Emergency Plan

Louisiana Section Emergency Plan

The Amateur Radio Emergency Service (ARES) is a service provided by the American Radio Relay

League (ARRL), its members, affiliated organizations, and non‐affiliated individuals. They are

licensed by the Federal Communications Commission in the Amateur Radio Service pursuant to

47CFR97. ARES members represent a large portion of the more than six hundred thousand

amateur radio operators in the United States.


ARES personnel provide communications support to local government, emergency management,

public safety organizations and other served agencies during times of disaster.
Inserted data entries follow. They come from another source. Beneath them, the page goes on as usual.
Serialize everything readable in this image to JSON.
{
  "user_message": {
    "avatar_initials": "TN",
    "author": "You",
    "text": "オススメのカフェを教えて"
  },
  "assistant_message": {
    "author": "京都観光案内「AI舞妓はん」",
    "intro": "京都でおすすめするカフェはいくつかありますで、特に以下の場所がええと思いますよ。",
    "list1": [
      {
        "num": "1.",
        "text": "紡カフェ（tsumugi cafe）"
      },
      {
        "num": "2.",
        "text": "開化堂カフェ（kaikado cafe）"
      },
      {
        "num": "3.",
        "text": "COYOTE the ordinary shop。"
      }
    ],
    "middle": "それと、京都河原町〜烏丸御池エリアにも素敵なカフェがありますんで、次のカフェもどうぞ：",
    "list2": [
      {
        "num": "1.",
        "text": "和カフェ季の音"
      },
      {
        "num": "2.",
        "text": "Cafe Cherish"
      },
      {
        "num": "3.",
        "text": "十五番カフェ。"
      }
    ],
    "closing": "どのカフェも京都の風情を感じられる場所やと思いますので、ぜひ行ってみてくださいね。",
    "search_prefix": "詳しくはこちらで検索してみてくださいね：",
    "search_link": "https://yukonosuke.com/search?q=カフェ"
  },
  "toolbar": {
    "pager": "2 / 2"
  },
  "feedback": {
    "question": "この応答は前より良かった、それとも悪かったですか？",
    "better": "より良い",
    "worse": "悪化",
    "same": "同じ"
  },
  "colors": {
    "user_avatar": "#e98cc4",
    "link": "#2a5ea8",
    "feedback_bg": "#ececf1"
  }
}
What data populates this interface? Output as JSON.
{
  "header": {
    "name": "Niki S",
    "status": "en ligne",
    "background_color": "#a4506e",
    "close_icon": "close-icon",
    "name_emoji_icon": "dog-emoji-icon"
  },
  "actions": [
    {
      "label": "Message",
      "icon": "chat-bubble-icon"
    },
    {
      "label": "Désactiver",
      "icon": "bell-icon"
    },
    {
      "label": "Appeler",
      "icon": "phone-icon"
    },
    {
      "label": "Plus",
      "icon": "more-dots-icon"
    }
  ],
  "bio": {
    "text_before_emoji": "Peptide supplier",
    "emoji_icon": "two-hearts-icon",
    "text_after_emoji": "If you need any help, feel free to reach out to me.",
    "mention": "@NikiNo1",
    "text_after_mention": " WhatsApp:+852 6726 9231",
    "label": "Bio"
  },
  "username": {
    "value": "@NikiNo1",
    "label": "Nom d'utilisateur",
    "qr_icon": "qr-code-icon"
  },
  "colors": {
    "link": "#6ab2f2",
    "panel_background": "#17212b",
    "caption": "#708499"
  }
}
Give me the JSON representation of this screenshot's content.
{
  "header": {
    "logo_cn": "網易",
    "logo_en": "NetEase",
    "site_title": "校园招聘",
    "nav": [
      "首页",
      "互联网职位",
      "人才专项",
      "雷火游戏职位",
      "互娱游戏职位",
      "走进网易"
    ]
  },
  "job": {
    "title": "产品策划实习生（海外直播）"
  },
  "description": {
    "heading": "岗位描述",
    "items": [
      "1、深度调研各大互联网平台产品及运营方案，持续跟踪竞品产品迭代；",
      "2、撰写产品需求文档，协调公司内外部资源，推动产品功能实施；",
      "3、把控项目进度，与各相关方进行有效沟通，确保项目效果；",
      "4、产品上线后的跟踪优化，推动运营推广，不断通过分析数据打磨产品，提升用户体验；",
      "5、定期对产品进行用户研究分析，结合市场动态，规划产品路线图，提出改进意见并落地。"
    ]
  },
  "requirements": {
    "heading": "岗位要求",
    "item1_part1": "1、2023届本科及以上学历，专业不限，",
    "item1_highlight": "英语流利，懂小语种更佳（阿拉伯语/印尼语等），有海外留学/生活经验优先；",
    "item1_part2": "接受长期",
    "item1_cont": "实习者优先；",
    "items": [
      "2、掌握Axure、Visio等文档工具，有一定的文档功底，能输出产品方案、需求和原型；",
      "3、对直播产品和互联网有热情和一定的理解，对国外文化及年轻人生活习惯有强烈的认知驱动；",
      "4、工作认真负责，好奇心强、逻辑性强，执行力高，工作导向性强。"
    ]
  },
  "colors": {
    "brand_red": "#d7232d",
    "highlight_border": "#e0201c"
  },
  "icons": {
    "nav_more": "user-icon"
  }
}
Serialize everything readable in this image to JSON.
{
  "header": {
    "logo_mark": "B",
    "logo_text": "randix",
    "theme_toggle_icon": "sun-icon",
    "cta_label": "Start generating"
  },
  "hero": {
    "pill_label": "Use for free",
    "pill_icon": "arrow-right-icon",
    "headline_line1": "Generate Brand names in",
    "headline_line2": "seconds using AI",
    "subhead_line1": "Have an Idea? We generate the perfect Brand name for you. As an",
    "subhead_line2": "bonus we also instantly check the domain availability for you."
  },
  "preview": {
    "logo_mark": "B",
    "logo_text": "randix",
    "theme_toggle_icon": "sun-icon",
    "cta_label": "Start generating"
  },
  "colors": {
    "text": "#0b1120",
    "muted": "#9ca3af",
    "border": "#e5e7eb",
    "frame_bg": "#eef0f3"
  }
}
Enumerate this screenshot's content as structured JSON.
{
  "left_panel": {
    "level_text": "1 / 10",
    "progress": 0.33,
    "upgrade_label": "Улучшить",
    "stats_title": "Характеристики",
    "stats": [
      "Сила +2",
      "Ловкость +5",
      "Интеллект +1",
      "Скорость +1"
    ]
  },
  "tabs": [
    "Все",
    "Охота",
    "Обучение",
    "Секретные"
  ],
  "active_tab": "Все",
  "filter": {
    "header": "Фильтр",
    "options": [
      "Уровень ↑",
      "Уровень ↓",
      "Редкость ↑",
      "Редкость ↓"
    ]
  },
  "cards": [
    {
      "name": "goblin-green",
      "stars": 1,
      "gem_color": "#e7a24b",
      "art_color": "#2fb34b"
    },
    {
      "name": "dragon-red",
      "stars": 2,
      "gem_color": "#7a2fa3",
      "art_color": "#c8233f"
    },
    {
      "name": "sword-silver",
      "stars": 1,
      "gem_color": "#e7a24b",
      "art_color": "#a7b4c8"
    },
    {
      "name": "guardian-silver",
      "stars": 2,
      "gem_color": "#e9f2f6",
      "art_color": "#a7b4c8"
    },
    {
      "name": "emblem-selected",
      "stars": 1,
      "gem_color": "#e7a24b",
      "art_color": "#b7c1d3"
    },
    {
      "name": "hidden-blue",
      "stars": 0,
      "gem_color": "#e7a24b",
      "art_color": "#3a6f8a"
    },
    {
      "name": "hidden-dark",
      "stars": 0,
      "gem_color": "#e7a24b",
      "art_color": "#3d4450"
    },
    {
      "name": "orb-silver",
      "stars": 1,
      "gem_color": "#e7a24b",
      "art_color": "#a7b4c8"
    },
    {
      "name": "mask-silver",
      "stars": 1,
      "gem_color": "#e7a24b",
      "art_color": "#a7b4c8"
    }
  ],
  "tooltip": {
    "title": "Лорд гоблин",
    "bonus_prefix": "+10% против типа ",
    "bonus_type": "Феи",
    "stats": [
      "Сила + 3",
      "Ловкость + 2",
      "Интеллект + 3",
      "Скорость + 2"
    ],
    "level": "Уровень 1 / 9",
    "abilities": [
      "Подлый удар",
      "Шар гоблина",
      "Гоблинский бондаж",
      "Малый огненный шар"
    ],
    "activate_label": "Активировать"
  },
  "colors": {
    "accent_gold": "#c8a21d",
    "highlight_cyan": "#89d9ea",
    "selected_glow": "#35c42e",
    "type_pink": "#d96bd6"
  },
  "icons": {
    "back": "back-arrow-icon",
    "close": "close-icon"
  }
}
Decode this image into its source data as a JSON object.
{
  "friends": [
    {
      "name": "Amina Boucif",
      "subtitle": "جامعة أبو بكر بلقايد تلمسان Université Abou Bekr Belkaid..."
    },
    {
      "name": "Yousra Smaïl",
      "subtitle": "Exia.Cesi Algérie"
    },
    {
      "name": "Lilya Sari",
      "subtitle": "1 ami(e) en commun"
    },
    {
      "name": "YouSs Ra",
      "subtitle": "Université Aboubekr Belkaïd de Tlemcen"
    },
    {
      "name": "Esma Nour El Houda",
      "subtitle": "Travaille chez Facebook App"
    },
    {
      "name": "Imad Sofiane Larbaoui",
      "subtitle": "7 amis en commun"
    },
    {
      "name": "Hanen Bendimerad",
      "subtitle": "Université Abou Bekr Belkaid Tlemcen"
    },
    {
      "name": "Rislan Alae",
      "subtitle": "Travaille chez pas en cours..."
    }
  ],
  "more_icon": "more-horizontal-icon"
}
ARES personnel

generally provide their own equipment, although many Emergency Operations Centers (EOCs)

have Amateur Radio equipment available for use in their facility.


ARES members assisting EOCs may be requested to operate within the SHAred RESources

(SHARES) High Frequency (HF) Radio program, administered by the Department of Homeland

Security’s (DHS) National Coordinating Center for Communications (NCC). SHARES operators

use existing HF radio resources and SHARES call signs to coordinate and transmit messages

needed to perform critical functions, including those areas related to leadership, safety,

maintenance of law and order, finance, and public health. ARES may also provide Radio Amateur Civil Emergency Service (RACES) communications support using amateur radio call signs pursuant to 47CFR97.407.


In addition, qualified ARES personnel may also provide communications support to the Military

Auxiliary Radio System (MARS) using MARS call signs. This is a United States Department of

Defense sponsored program, established as a separately managed and operated program by the

United States Army, and the United States Air Force. The program is a civilian auxiliary consisting

primarily of licensed amateur radio operators who are interested in assisting the military with



This Emergency Communications Plan is meant to provide guidance for the coordination of

emergency communications and ARES personnel in the Louisiana Section, aligned with the

ARRL’s ARES Handbook and the Federal Emergency Management Agency’s National

Incident Management System (NIMS) guidelines. These NIMS guidelines are utilized by the

majority of our served agencies.


ARES can provide communication services where no established links exist, or supplement the

existing infrastructure if overloaded or disabled.

Amateur Radio Emergency Service – Emergency Communications Plan

Amateur Radio Relay League ‐ Louisiana Section

……………….. ……………………

“ARES” and “Amateur Radio Emergency Service” are registered service marks of the

American Radio Relay League, Incorporated, and are used by permission.

Page 5 of 36

Amateur radio networks may be organized to accommodate needs such as:

  1. Backup or supplemental communications where a public safety radio system,

cellular or telephone service may be lost, out of range, or overloaded.

  1. Direct link with the National Weather Service, i.e., SKYWARN
  2. Observations of local conditions (weather, traffic, etc.) relayed back to emergency


  1. Communications network from shelters to incident command.


Link to the Louisiana Section Emergency Plan is below: